Wood, who has herself dealt with aging parents, says open up with questions such as: "When did you last go shopping?" "Are you feeling okay in terms of dealing with your money?" "Do you know what the rules around giving your PIN out?" The most important thing is that you have the other person's best interests at heart.
If they are willing to accept help, ask what types of changes they'd like to make. Or how could you help them?
Naus says make sure you tell your relative that you are trying to help them use their money for themselves, to ensure they enjoy life. "Say: 'we need to do this together to make sure it is set up the way you need'. Raise ideas, but say: 'we are not making any decisions today. Let's come back and talk about it'."

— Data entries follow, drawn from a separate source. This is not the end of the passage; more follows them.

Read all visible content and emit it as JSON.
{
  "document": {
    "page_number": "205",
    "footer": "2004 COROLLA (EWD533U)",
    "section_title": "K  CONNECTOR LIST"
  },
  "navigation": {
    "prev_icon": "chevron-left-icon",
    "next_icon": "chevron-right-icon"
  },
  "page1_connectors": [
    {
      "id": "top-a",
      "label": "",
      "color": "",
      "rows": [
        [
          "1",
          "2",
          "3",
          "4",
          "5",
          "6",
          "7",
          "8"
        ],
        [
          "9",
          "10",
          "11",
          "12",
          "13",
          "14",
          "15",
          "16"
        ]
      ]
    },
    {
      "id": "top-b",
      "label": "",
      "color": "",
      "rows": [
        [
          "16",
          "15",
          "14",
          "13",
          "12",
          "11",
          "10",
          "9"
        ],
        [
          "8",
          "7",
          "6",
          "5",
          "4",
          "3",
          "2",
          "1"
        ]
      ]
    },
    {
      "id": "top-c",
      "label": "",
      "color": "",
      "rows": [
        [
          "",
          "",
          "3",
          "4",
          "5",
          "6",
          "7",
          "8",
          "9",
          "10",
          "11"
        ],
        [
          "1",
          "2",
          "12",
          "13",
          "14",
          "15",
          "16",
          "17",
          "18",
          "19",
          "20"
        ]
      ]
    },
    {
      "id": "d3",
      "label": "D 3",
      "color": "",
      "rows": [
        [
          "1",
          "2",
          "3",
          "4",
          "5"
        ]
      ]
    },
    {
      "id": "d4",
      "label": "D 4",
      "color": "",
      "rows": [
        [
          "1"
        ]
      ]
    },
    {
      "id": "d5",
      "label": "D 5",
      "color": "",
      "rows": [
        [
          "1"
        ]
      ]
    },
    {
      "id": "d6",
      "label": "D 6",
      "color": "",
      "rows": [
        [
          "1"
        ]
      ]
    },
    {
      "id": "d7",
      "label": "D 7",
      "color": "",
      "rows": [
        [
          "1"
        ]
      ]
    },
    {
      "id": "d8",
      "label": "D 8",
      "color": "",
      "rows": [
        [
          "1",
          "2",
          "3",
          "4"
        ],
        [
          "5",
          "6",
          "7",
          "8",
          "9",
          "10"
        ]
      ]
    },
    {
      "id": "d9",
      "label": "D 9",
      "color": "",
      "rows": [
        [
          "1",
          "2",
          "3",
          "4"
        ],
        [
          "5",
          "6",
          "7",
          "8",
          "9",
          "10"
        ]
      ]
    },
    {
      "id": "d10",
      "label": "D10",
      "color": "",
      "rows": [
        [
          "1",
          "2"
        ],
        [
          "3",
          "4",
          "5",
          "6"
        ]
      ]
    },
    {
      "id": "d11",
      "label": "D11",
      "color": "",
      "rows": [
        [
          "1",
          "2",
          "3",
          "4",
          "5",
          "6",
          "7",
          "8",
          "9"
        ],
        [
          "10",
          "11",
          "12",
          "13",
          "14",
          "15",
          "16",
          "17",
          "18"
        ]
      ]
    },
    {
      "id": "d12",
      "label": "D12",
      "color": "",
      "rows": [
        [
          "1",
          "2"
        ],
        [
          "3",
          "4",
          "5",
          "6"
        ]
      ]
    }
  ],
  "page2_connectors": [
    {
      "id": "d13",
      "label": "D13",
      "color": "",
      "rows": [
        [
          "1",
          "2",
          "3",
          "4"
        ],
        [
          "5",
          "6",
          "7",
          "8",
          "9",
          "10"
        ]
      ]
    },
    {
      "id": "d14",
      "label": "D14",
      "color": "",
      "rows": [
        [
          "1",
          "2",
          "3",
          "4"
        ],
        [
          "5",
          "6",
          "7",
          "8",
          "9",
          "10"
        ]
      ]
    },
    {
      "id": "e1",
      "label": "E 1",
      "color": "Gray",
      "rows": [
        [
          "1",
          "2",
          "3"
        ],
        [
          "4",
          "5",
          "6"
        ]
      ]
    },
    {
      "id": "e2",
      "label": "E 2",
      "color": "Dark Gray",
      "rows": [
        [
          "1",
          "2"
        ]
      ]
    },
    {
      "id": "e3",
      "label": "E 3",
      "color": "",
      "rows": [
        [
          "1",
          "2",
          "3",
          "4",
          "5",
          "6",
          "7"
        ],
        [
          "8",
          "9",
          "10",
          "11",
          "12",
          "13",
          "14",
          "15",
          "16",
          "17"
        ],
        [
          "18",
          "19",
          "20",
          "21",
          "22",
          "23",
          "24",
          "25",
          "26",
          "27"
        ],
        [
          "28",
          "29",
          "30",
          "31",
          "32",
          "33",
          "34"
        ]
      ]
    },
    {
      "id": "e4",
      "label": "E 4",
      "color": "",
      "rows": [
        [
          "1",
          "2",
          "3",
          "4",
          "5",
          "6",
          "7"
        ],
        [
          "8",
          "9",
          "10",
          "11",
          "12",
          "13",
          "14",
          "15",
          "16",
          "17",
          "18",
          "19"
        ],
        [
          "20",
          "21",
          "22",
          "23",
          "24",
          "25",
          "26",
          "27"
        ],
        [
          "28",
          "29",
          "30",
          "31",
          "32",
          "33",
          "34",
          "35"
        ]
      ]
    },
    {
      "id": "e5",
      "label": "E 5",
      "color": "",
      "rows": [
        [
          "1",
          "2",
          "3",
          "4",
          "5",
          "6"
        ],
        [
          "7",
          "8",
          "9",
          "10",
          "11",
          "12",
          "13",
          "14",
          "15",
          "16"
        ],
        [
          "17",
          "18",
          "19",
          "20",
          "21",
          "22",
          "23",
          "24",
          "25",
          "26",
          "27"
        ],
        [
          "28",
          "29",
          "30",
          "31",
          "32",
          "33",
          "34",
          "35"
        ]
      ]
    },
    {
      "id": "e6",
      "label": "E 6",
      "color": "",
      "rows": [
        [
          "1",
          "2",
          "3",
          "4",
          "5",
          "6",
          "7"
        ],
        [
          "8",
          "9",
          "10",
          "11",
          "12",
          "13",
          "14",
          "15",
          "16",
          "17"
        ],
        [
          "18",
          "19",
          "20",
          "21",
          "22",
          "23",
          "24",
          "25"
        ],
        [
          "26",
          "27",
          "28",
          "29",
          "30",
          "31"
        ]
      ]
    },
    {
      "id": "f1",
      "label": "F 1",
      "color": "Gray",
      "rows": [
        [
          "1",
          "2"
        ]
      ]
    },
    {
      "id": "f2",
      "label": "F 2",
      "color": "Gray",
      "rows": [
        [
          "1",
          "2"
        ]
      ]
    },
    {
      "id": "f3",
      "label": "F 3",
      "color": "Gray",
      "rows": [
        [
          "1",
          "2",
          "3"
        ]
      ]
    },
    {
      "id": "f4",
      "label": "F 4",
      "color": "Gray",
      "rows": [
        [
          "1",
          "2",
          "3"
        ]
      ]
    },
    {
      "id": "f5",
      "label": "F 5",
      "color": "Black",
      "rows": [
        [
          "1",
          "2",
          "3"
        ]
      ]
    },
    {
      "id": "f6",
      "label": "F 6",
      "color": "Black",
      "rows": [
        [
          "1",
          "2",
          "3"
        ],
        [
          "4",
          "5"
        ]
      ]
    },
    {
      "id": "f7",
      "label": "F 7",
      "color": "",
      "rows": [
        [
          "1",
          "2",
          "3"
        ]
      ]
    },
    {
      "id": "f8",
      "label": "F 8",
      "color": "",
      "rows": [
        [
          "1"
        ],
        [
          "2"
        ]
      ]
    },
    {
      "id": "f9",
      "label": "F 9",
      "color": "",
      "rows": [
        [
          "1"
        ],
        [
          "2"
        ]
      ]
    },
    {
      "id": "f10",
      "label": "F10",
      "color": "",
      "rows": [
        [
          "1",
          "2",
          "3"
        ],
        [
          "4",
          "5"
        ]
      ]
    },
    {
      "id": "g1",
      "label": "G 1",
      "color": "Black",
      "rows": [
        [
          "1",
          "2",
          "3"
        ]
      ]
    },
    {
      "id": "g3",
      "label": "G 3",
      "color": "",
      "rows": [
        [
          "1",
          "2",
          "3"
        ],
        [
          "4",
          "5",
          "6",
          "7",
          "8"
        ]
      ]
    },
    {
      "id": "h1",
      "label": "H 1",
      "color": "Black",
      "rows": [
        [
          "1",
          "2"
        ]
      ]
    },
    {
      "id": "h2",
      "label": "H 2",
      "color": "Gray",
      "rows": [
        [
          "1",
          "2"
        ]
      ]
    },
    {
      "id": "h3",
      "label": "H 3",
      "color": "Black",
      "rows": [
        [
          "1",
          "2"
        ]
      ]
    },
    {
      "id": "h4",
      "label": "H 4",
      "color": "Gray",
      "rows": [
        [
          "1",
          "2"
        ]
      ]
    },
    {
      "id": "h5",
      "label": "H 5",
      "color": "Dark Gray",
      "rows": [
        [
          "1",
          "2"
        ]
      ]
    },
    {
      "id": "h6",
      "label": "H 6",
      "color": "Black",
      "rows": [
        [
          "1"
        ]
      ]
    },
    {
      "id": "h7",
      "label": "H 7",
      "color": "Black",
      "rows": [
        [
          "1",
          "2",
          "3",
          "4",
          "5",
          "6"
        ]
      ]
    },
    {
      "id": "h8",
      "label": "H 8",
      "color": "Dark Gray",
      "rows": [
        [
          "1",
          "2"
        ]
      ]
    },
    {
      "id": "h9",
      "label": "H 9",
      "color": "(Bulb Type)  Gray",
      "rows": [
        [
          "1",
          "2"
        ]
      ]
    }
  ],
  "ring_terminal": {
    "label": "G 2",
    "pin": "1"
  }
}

In some circumstances you may need to use tough love, says Wood. That might be putting the fear of God into your relative about not giving their PIN to anyone at all, says Wood. Or work with your relative and the bank to set flags or limits on their accounts. You may want to visit the bank together in the early days to ensure your relative is operating their accounts safely.
If your relative does need help then it can be a good idea to talk about the possibility of setting up an enduring power of attorney (EPA) for financial matters, which will allow you to do more on their behalf. Always make sure the power of attorney is shared jointly with someone else or there is a backup attorney named.
Whatever you do keep all discussions in the open with the entire family. Naus knows some families that even set up private Facebook groups to keep everyone in the loop. Get a facilitator if communication breaks down.